"Replace first" is the last thing we want to hear. That is the most expensive and least effective way to solve a problem. You will spend less money and time by having a mechanic diagnose the cause of the problem.
A common cause of an unwarranted "Low Oil Pressure" warning light is a defective sending unit. Often that is accompanied by oil leaking from it. That is a sure clue to replace that sensor. When there is no leakage from it, your mechanic will replace it temporarily with a mechanical gauge to determine if the pressure really is low. If the pressure only drops at higher engine speeds, it is possible the bearings are worn and the oil pump cannot keep up with the internal leakage, but it is more likely there is debris in the oil pan that is blocking the pickup screen. At lower speeds, less oil volume needs to be pumped, and if enough oil can make it through that debris, the pump may be able to maintain enough pressure for the warning light to stay off.

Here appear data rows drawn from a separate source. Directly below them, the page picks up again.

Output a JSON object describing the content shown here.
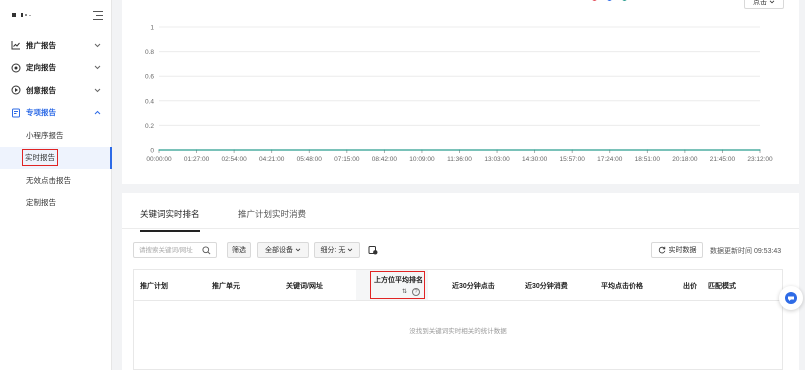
{
  "sidebar": {
    "items": [
      {
        "label": "推广报告",
        "icon": "trend-chart-icon",
        "expanded": false
      },
      {
        "label": "定向报告",
        "icon": "target-icon",
        "expanded": false
      },
      {
        "label": "创意报告",
        "icon": "play-circle-icon",
        "expanded": false
      },
      {
        "label": "专项报告",
        "icon": "report-doc-icon",
        "expanded": true
      }
    ],
    "sub_items": [
      {
        "label": "小程序报告"
      },
      {
        "label": "实时报告"
      },
      {
        "label": "无效点击报告"
      },
      {
        "label": "定制报告"
      }
    ],
    "selected_sub_item": "实时报告"
  },
  "chart_button": {
    "label": "点击"
  },
  "chart_data": {
    "type": "line",
    "x": [
      "00:00:00",
      "01:27:00",
      "02:54:00",
      "04:21:00",
      "05:48:00",
      "07:15:00",
      "08:42:00",
      "10:09:00",
      "11:36:00",
      "13:03:00",
      "14:30:00",
      "15:57:00",
      "17:24:00",
      "18:51:00",
      "20:18:00",
      "21:45:00",
      "23:12:00"
    ],
    "y_ticks": [
      "0",
      "0.2",
      "0.4",
      "0.6",
      "0.8",
      "1"
    ],
    "ylim": [
      0,
      1
    ],
    "series": [
      {
        "values": [
          0,
          0,
          0,
          0,
          0,
          0,
          0,
          0,
          0,
          0,
          0,
          0,
          0,
          0,
          0,
          0,
          0
        ],
        "color": "#2a9d8f"
      }
    ],
    "legend_colors": [
      "#e34d59",
      "#2e6be6",
      "#2a9d8f"
    ],
    "grid": true
  },
  "tabs": [
    {
      "label": "关键词实时排名",
      "active": true
    },
    {
      "label": "推广计划实时消费",
      "active": false
    }
  ],
  "filters": {
    "search_placeholder": "请搜索关键词/网址",
    "filter_label": "筛选",
    "device_label": "全部设备",
    "breakdown_label": "细分: 无",
    "realtime_button": "实时数据",
    "updated_text": "数据更新时间 09:53:43"
  },
  "table": {
    "columns": [
      "推广计划",
      "推广单元",
      "关键词/网址",
      "上方位平均排名",
      "近30分钟点击",
      "近30分钟消费",
      "平均点击价格",
      "出价",
      "匹配模式"
    ],
    "highlighted_column": "上方位平均排名",
    "empty_text": "没找到关键词实时相关的统计数据"
  },
  "colors": {
    "accent": "#2e6be6",
    "highlight_border": "#e02424",
    "line": "#2a9d8f"
  }
}
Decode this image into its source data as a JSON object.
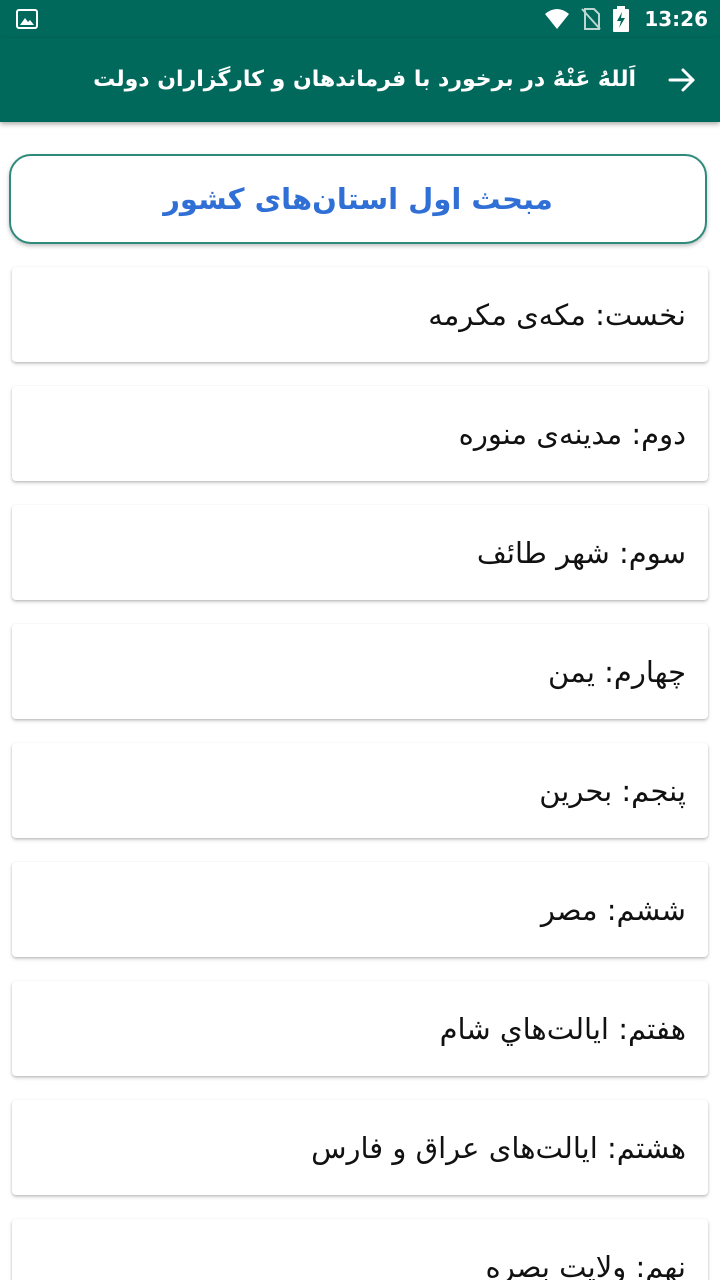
{
  "status_bar": {
    "time": "13:26",
    "icons": [
      "gallery-icon",
      "wifi-icon",
      "no-sim-icon",
      "battery-charging-icon"
    ]
  },
  "app_bar": {
    "title": "اَللهُ عَنْهُ در برخورد با فرماندهان و کارگزاران دولت",
    "back_icon": "arrow-right-icon"
  },
  "section": {
    "title": "مبحث اول استان‌های کشور"
  },
  "items": [
    {
      "label": "نخست: مکه‌ی مکرمه"
    },
    {
      "label": "دوم: مدینه‌ی منوره"
    },
    {
      "label": "سوم: شهر طائف"
    },
    {
      "label": "چهارم: یمن"
    },
    {
      "label": "پنجم: بحرین"
    },
    {
      "label": "ششم: مصر"
    },
    {
      "label": "هفتم: ايالت‌هاي شام"
    },
    {
      "label": "هشتم: ایالت‌های عراق و فارس"
    },
    {
      "label": "نهم: ولایت بصره"
    }
  ],
  "colors": {
    "primary": "#00695c",
    "section_title": "#2f6fd6",
    "section_border": "#2e8b7c"
  }
}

Also, consider that oil gets pumped up to the top of the engine, then has to run down through drain back holes. It runs down at the same rate, regardless of how fast the engine is running. If the engine is full of sludge, those holes can become blocked and impede the draining of the oil. Too much gets hung up on top at higher speeds, and that can result in low oil level in the pan and by the pickup screen. If the pump sucks up air, that can be compressed and prevent pressure from being maintained.
Of course low oil level can also cause low pressure if air gets sucked into the pump. At low engine speeds what little oil is in the engine might drain back to the pan fast enough to keep the pump happy. At higher speeds, oil is pumped to the top of the engine at a faster rate, leaving the pump starved and drawing in air.
Sunday, January 8th, 2017 AT 2:14 PM